WORK TO BE COMPLETED
Check each line of the records below and collect those that include the word "analyse".

Dataset rows describing interfaces:

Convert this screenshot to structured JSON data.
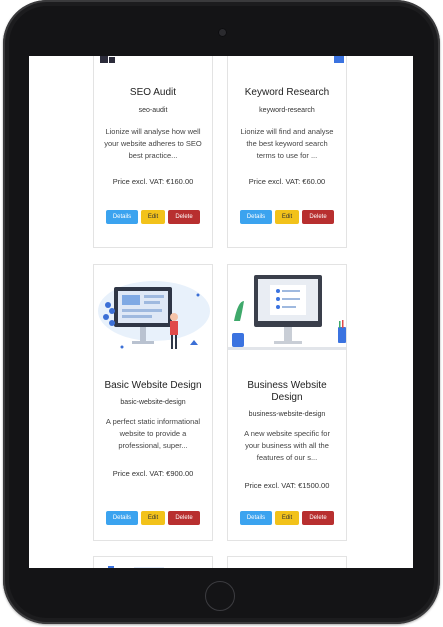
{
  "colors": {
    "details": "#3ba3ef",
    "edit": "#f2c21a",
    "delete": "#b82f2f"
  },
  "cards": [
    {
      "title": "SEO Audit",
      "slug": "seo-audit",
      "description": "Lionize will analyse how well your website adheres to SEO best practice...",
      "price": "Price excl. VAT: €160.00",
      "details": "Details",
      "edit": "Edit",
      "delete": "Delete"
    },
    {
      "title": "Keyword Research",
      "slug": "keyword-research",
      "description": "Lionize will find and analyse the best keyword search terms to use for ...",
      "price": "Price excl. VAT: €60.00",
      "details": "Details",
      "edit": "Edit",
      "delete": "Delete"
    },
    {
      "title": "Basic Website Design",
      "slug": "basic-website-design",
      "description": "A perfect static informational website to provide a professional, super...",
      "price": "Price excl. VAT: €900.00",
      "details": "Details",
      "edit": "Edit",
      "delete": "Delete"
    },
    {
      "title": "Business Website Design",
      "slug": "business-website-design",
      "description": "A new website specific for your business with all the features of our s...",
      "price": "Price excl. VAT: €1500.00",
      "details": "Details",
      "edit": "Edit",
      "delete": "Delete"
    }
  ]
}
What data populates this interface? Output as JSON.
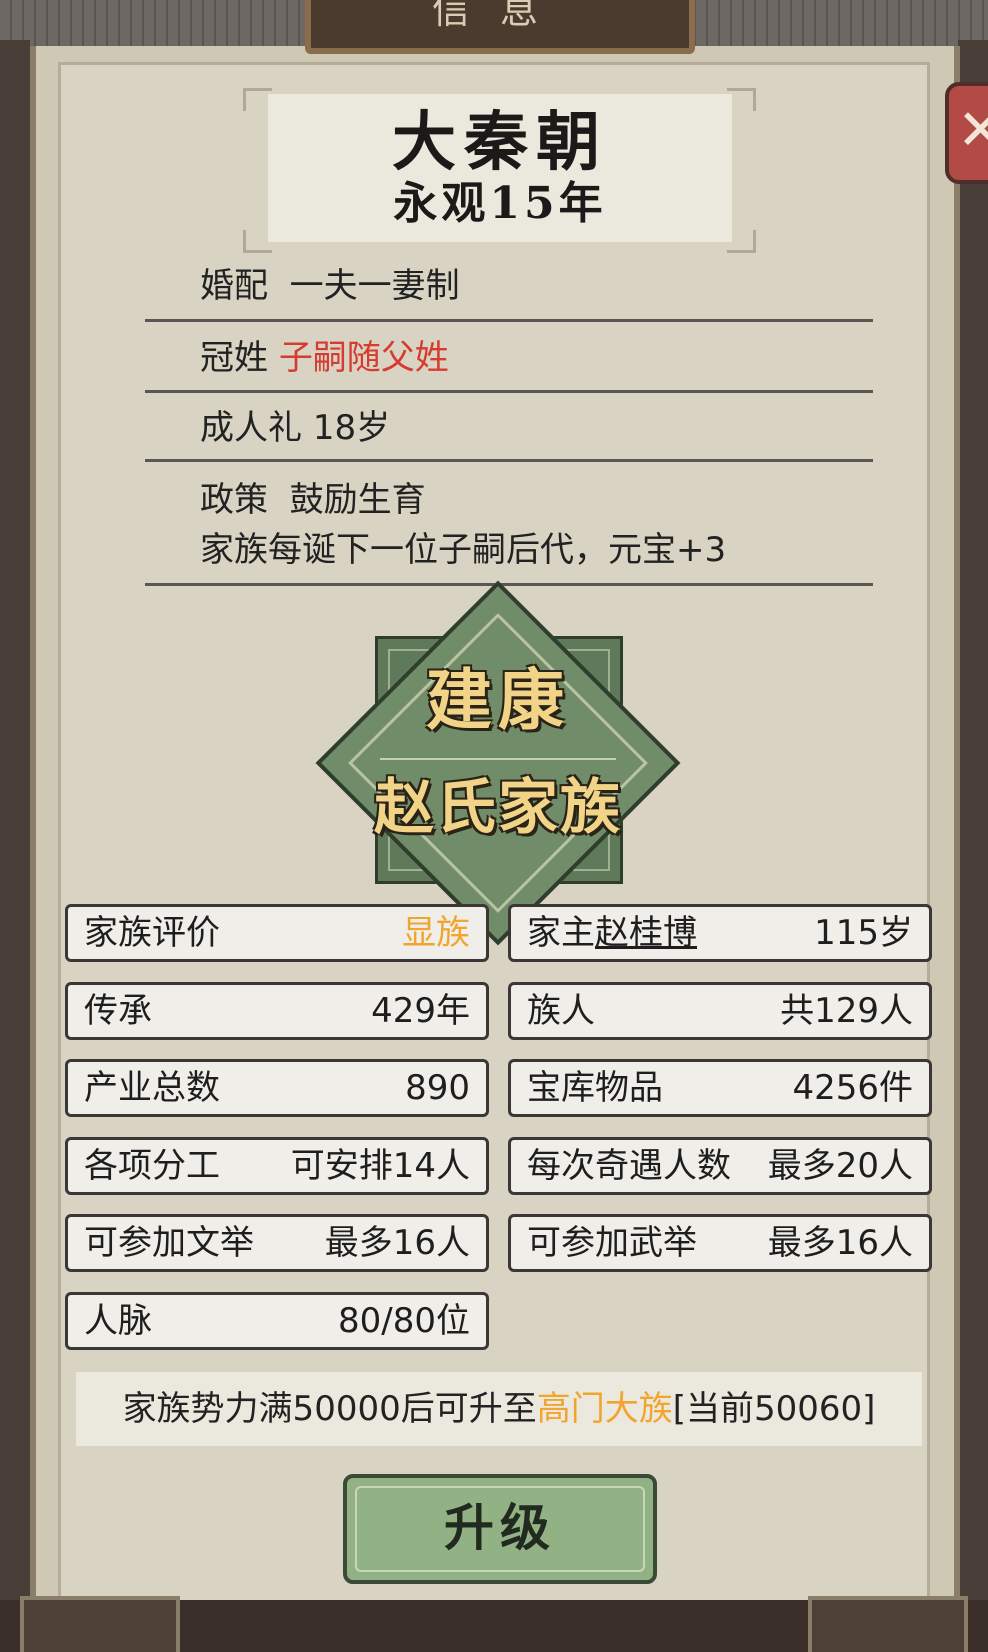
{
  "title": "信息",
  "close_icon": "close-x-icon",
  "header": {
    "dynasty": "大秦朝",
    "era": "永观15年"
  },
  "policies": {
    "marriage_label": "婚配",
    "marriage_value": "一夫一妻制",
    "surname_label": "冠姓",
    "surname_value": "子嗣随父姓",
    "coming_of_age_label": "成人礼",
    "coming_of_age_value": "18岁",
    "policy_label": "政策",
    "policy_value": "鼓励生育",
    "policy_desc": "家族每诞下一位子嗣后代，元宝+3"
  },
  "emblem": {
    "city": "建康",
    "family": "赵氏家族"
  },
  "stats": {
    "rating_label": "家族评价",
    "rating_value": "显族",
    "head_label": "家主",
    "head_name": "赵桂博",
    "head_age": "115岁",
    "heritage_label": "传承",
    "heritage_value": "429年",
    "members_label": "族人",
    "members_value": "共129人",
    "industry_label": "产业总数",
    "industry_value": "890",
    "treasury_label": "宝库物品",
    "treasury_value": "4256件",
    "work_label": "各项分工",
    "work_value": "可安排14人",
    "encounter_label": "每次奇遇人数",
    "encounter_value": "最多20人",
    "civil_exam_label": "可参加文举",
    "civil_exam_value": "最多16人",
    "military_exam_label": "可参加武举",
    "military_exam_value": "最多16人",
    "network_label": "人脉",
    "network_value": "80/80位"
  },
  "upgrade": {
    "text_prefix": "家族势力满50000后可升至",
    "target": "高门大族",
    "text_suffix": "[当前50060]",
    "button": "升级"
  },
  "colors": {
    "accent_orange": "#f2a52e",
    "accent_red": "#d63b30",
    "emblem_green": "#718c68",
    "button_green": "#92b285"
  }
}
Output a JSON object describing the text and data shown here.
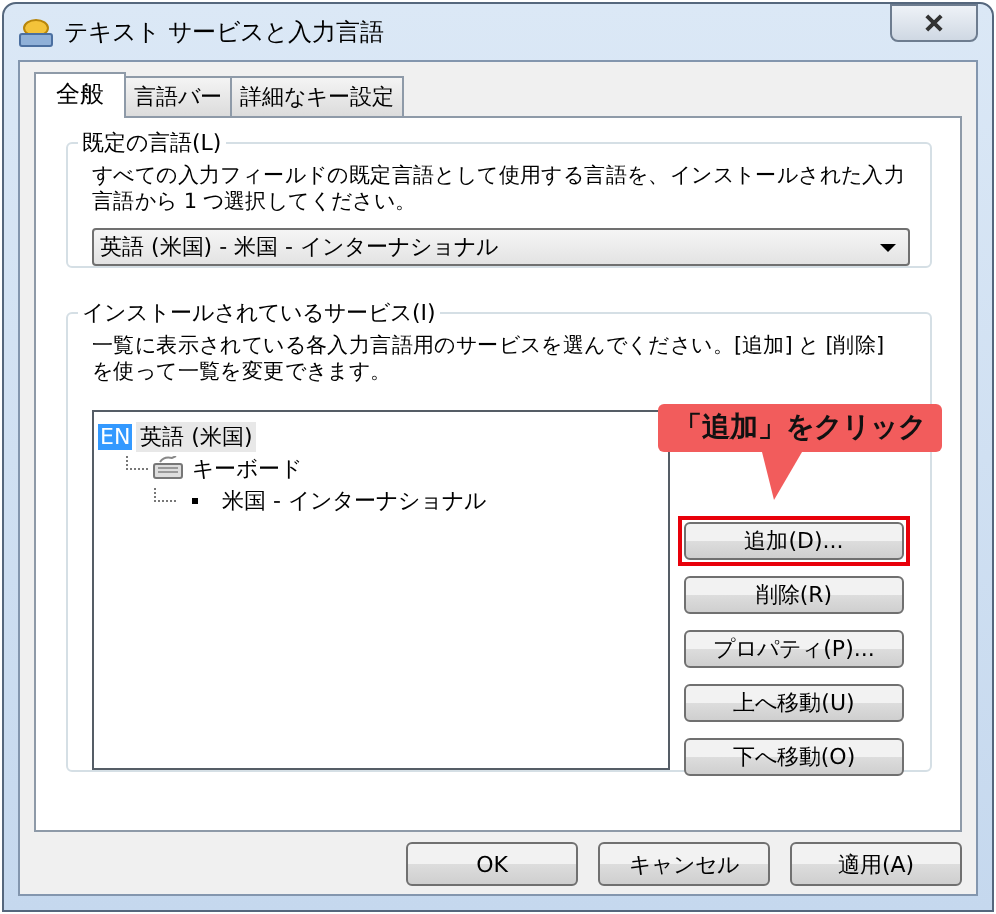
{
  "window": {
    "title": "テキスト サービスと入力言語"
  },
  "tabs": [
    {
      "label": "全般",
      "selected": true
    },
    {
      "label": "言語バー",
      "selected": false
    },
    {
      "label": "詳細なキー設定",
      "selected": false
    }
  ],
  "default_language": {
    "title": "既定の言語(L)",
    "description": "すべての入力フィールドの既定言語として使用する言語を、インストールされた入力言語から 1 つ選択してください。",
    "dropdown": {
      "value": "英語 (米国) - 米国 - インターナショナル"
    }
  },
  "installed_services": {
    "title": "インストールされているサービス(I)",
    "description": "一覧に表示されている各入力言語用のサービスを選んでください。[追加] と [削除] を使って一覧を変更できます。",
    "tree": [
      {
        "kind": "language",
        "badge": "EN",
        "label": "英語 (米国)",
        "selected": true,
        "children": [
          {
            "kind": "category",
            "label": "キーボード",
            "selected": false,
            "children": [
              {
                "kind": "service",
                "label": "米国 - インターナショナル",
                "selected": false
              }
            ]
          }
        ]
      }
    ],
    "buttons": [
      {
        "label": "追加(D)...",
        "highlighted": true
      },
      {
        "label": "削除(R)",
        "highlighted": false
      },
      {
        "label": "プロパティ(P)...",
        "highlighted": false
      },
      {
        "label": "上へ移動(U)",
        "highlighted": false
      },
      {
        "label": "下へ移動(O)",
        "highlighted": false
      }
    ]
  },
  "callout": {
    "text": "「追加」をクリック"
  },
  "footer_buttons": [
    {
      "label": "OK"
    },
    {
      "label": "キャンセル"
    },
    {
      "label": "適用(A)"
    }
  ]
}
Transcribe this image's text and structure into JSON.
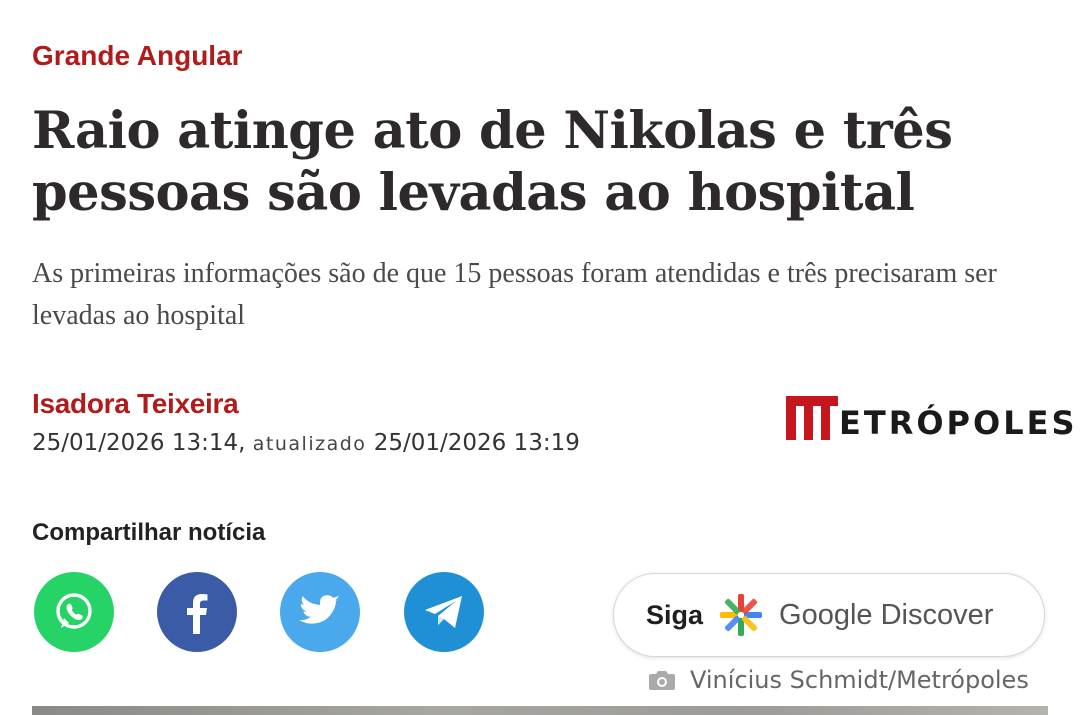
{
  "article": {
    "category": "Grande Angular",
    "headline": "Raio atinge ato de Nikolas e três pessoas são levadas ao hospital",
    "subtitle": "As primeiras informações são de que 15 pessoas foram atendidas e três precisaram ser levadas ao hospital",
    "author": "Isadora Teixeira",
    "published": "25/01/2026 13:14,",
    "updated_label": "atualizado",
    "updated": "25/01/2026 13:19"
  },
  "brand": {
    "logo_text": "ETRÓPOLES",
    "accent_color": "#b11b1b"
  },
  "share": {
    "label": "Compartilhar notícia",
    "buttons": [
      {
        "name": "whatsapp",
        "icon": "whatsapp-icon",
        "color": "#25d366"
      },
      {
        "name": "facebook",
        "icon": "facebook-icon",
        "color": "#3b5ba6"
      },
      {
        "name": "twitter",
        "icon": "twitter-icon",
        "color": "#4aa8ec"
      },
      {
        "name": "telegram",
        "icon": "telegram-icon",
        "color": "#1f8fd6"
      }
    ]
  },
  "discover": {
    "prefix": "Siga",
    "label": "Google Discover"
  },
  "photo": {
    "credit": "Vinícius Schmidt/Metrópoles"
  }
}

TASK RESULT
      "description": "Lionize will analyse how well your website adheres to SEO best practice...",
      "description": "Lionize will find and analyse the best keyword search terms to use for ...",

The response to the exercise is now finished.